The Policy Statement also confirms that the General Material Designator’s days are numbered:  “As recommended in the PCC Guidelines on Hybrid Bibliographic Records, OCLC will retain the 245 h GMD for a period of 3 years in WorldCat records where it currently exists. Catalogers editing existing non-RDA records are asked to leave formerly valid GMDs present in records through 31 March 2016. However, do remove the GMD when re-cataloging (and re-coding) a record as RDA.”

You can learn more in the forthcoming RDA Policy Statement Webinar, with sessions scheduled for April 11 and April 17 (http://www.oclc.org/events/webinars.en.html).  If you are unable to attend either session, it will be recorded and made available on OCLC’s website.

On March 16 I gave a presentation at COSUGI’s annual conference in Salt Lake City on “Getting Ready for RDA.”  It is an update, with less Illinois emphasis and some more specific SirsiDynix references, of last October’s “Wait a Minute, How Many Months”?; I’m attaching PDFs in case anyone might be interested in the newer information.  After editing my speaker’s notes a little I will post them as well.

One thing I emphasized in the presentation more than in the posted material is that preparation for RDA involves a lot of policy planning, much of which will probably be done while you’re learning about the code.
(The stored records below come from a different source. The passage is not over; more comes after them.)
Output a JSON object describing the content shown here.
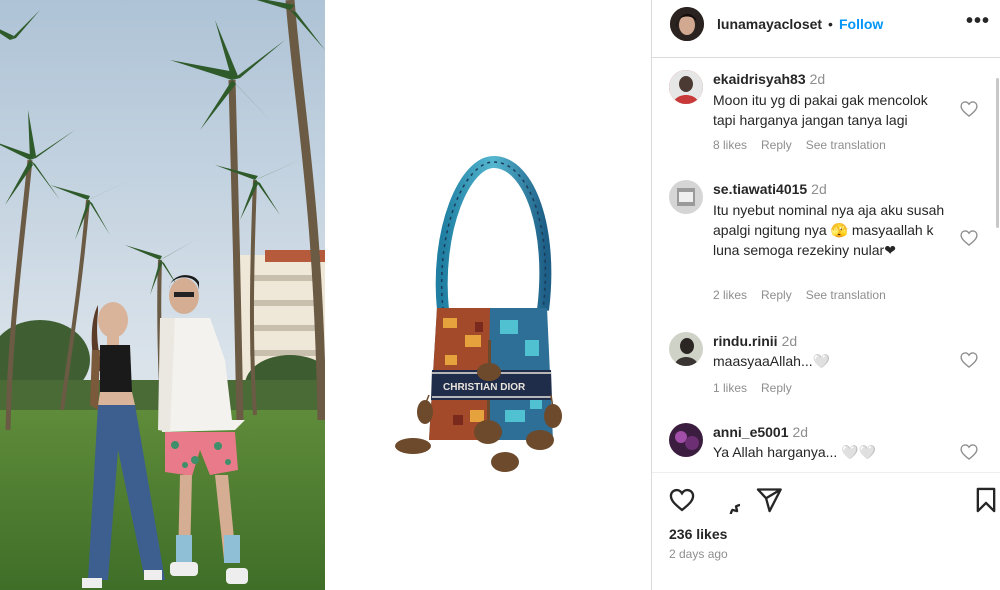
{
  "post": {
    "username": "lunamayacloset",
    "separator": "•",
    "follow_label": "Follow",
    "more_label": "•••"
  },
  "comments": [
    {
      "username": "ekaidrisyah83",
      "time": "2d",
      "text": "Moon itu yg di pakai gak mencolok tapi harganya jangan tanya lagi",
      "likes": "8 likes",
      "reply": "Reply",
      "translate": "See translation"
    },
    {
      "username": "se.tiawati4015",
      "time": "2d",
      "text": "Itu nyebut nominal nya aja aku susah apalgi ngitung nya 🫣 masyaallah k luna semoga rezekiny nular❤",
      "likes": "2 likes",
      "reply": "Reply",
      "translate": "See translation"
    },
    {
      "username": "rindu.rinii",
      "time": "2d",
      "text": "maasyaaAllah...🤍",
      "likes": "1 likes",
      "reply": "Reply"
    },
    {
      "username": "anni_e5001",
      "time": "2d",
      "text": "Ya Allah harganya... 🤍🤍"
    }
  ],
  "footer": {
    "likes": "236 likes",
    "posted": "2 days ago"
  },
  "colors": {
    "follow": "#0095f6",
    "muted": "#8e8e8e",
    "border": "#dbdbdb"
  },
  "product": {
    "brand_text": "CHRISTIAN DIOR"
  }
}
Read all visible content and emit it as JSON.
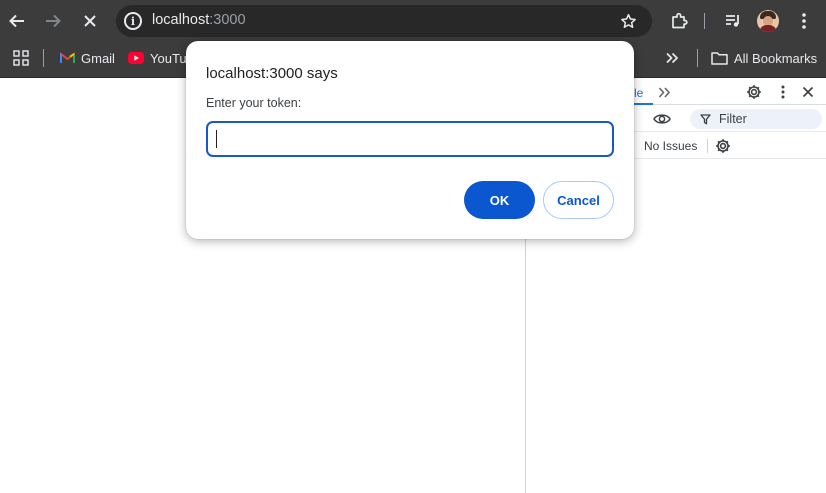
{
  "browser": {
    "url_host": "localhost",
    "url_port": ":3000",
    "icons": {
      "back": "arrow-left-icon",
      "forward": "arrow-right-icon",
      "stop": "close-icon",
      "site_info": "info-icon",
      "bookmark_star": "star-icon",
      "extensions": "puzzle-icon",
      "media": "playlist-icon",
      "menu": "more-vertical-icon"
    },
    "colors": {
      "toolbar": "#3c3c3c",
      "omnibox": "#282828"
    }
  },
  "bookmarks": {
    "items": [
      {
        "label": "Gmail",
        "icon": "gmail-icon"
      },
      {
        "label": "YouTu",
        "icon": "youtube-icon"
      }
    ],
    "overflow_icon": "chevron-double-right-icon",
    "all_bookmarks_label": "All Bookmarks"
  },
  "devtools": {
    "tab_label": "le",
    "filter_placeholder": "Filter",
    "issues_label": "No Issues"
  },
  "dialog": {
    "title": "localhost:3000 says",
    "message": "Enter your token:",
    "input_value": "",
    "ok_label": "OK",
    "cancel_label": "Cancel",
    "accent": "#0b57d0"
  }
}
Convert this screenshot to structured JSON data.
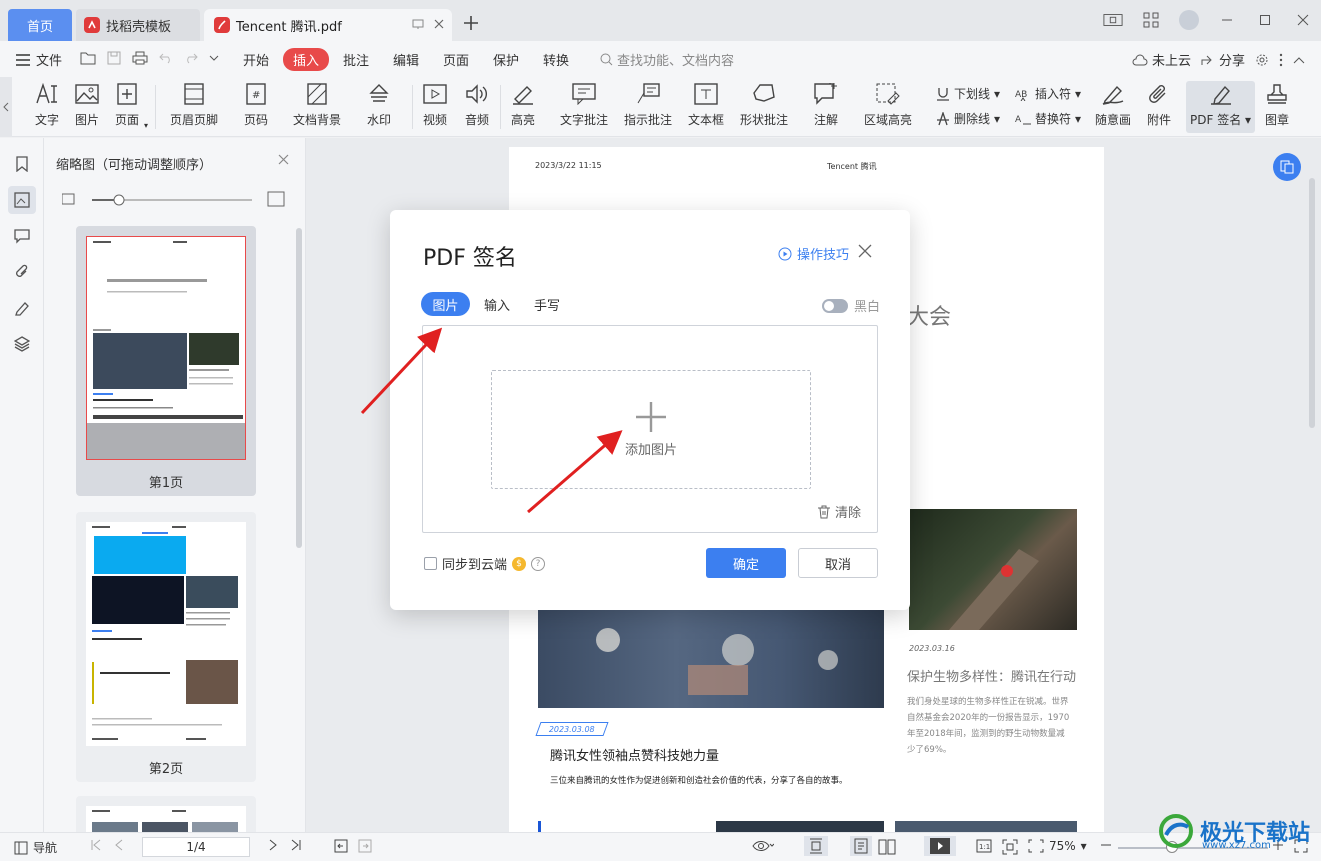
{
  "tabs": {
    "home": "首页",
    "template": "找稻壳模板",
    "pdf": "Tencent 腾讯.pdf"
  },
  "menu": {
    "file": "文件",
    "items": [
      "开始",
      "插入",
      "批注",
      "编辑",
      "页面",
      "保护",
      "转换"
    ],
    "search_placeholder": "查找功能、文档内容",
    "cloud": "未上云",
    "share": "分享"
  },
  "ribbon": {
    "text": "文字",
    "image": "图片",
    "page": "页面",
    "header_footer": "页眉页脚",
    "page_number": "页码",
    "background": "文档背景",
    "watermark": "水印",
    "video": "视频",
    "audio": "音频",
    "highlight": "高亮",
    "text_comment": "文字批注",
    "pointer_comment": "指示批注",
    "textbox": "文本框",
    "shape_comment": "形状批注",
    "annotation": "注解",
    "area_highlight": "区域高亮",
    "underline": "下划线",
    "strikethrough": "删除线",
    "insert_char": "插入符",
    "replace_char": "替换符",
    "freehand": "随意画",
    "attachment": "附件",
    "pdf_sign": "PDF 签名",
    "stamp": "图章"
  },
  "thumbs": {
    "title": "缩略图（可拖动调整顺序）",
    "page1": "第1页",
    "page2": "第2页"
  },
  "doc": {
    "header_date": "2023/3/22 11:15",
    "header_title": "Tencent 腾讯",
    "title_fragment": "大会",
    "date1": "2023.03.08",
    "article1_title": "腾讯女性领袖点赞科技她力量",
    "article1_sub": "三位来自腾讯的女性作为促进创新和创造社会价值的代表，分享了各自的故事。",
    "date2": "2023.03.16",
    "article2_title": "保护生物多样性：腾讯在行动",
    "article2_body": "我们身处星球的生物多样性正在锐减。世界自然基金会2020年的一份报告显示，1970年至2018年间，监测到的野生动物数量减少了69%。"
  },
  "dialog": {
    "title": "PDF 签名",
    "tips": "操作技巧",
    "tab_image": "图片",
    "tab_input": "输入",
    "tab_handwrite": "手写",
    "bw": "黑白",
    "add_image": "添加图片",
    "clear": "清除",
    "sync": "同步到云端",
    "ok": "确定",
    "cancel": "取消"
  },
  "status": {
    "nav": "导航",
    "page": "1/4",
    "zoom": "75%"
  },
  "watermark": {
    "text": "极光下载站",
    "url": "www.xz7.com"
  },
  "colors": {
    "accent": "#3c7ff0",
    "insert_tab": "#e84a4a",
    "arrow": "#e02020"
  }
}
Among other things this is an occasion for examining and rethinking your library’s or consortium’s existing policies.

And corollary to that: As you make these decisions, it is very important to document, not only the decisions themselves, but the reasons for them. Eventually someone after you will be revisiting the issues you’re dealing with now, quite possibly someone who will not have been around for these initial discussions. They will appreciate knowing the context in which you established your policies and practices, which they can use in evaluating what they should do at that undetermined point in the future. And in fact you and your colleagues may well be returning to these questions yourselves; and it can be helpful, when re-evaluating what you’ve done, to have an answer to the question–literally–”What were we thinking?”

getting_ready_for_rda

Some RDA Training Resources 2013-02-14

UPDATE: Speaker’s notes:

Getting Ready for RDA notes for posting 2013-03-25

With the start date of LC “converting” to RDA they have shared some (in my opinion) real world examples of RDA records. They can be found here.

From the Illinois Library Assocation’s 2012 Annual Conference, Peoria, October 9:

Fantastic (and Free!) Cataloging Tools, presented by Erica Laughlin, RSA Cataloging and Database Administrator, Resource Sharing Alliance NFP:

Fantastic_Free_Cat_Tools_101112

A wealth of useful resources here, including DDC tools, converters and calculators, RDA resources, many more.

Wait a Minute, How Many Months?: Getting Ready Now that RDA Is Almost Here:

Wait a Minute, How Many Months 2012-10-17 (PPT)

Wait a Minute, How Many Months 2012-10-17 (PDF)

Some RDA Training Resources 2012-10-11

I have saved my presentation as both PPT so you can see the notes, and PDF in case you have trouble viewing the PPT.

Both Erica and I added a little extra information based on the discussion at our presentations.